We cannot guess how the world will be, but we can imagine the world we would like. The right to dream is not one of the United Nations 30 human rights (1948). But if we didn’t have the right to dream, or the water it gives us to drink, the other rights would die of thirst.

Let me invent the future here. The upside-down world turns the right way up:

In the streets, dogs will run over cars.

There will be no pollution in the air – the only poison will be from human fear and human passions.

The television will stop being the most important member of the family. People will use it like the ironing board or the washing machine.

The boys who don’t want to do military service will not be arrested – boys who want to do it will be arrested.

People will work to live, not live to work.

No illness will be called mortal, because life is mortal.

Economists will not confuse the standard of living with how much people buy, and they will not confuse the quality of life with the quantity of things.

Historians will not believe that countries enjoy it when other countries invade them.

Politicians will not believe that the poor enjoy eating very bad food.

Cooks will not believe that lobsters are happy when people cook them alive.

No-one will treat street kids badly, because there won’t be street kids.

No-one will treat rich kids like money, because there won’t be rich kids.

Education will not be only for people who can pay for it.

Police control will not be only for people who cannot buy it.

There will be no difference between legal and natural children, because we are all natural.

A black woman will be President of Brazil and another black woman will be President of the United States of America. An Indian woman will govern Guatemala; another will govern Peru.

In Argentina, the crazy women of the Plaza de Mayo will be wonderful examples of mental health, because they did not forget when everyone else was forgetting.

The Church will correct a few of God’s mistakes. The sixth commandment, which says people must not enjoy sex, will say: ‘Celebrate the body’. The ninth commandment, which says desire is bad, will say desire is sacred.

The Church will also say there is an eleventh commandment, which God forgot: ‘You will love Nature, because you belong to it.’

The passionate man will not be a champion, and the passionate woman will not be a prostitute, because no-one in the world will be turned off.

Eduardo Galeano, poet-historian from Uruguay, has written several books eg. The Open Veins of Latin America and Memory of Fire.
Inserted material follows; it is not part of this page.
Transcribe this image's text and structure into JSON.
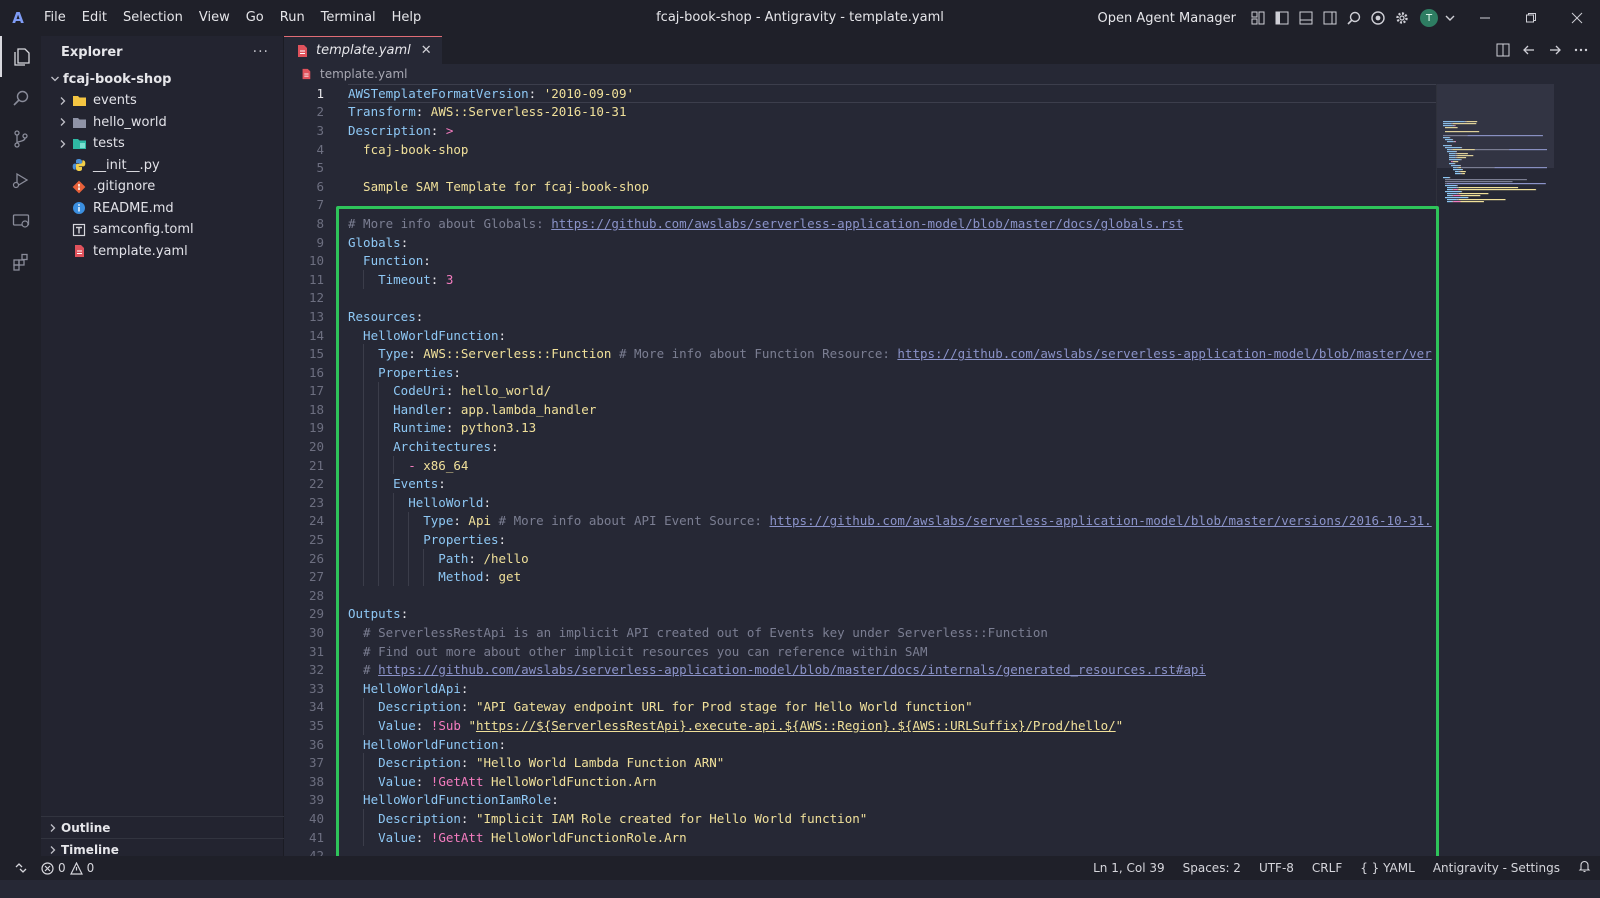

This article first appeared in our July 1995 issue.

NOW READ THE ORIGINAL: (This article has been simplified so the words, text structure and quotes may have been changed).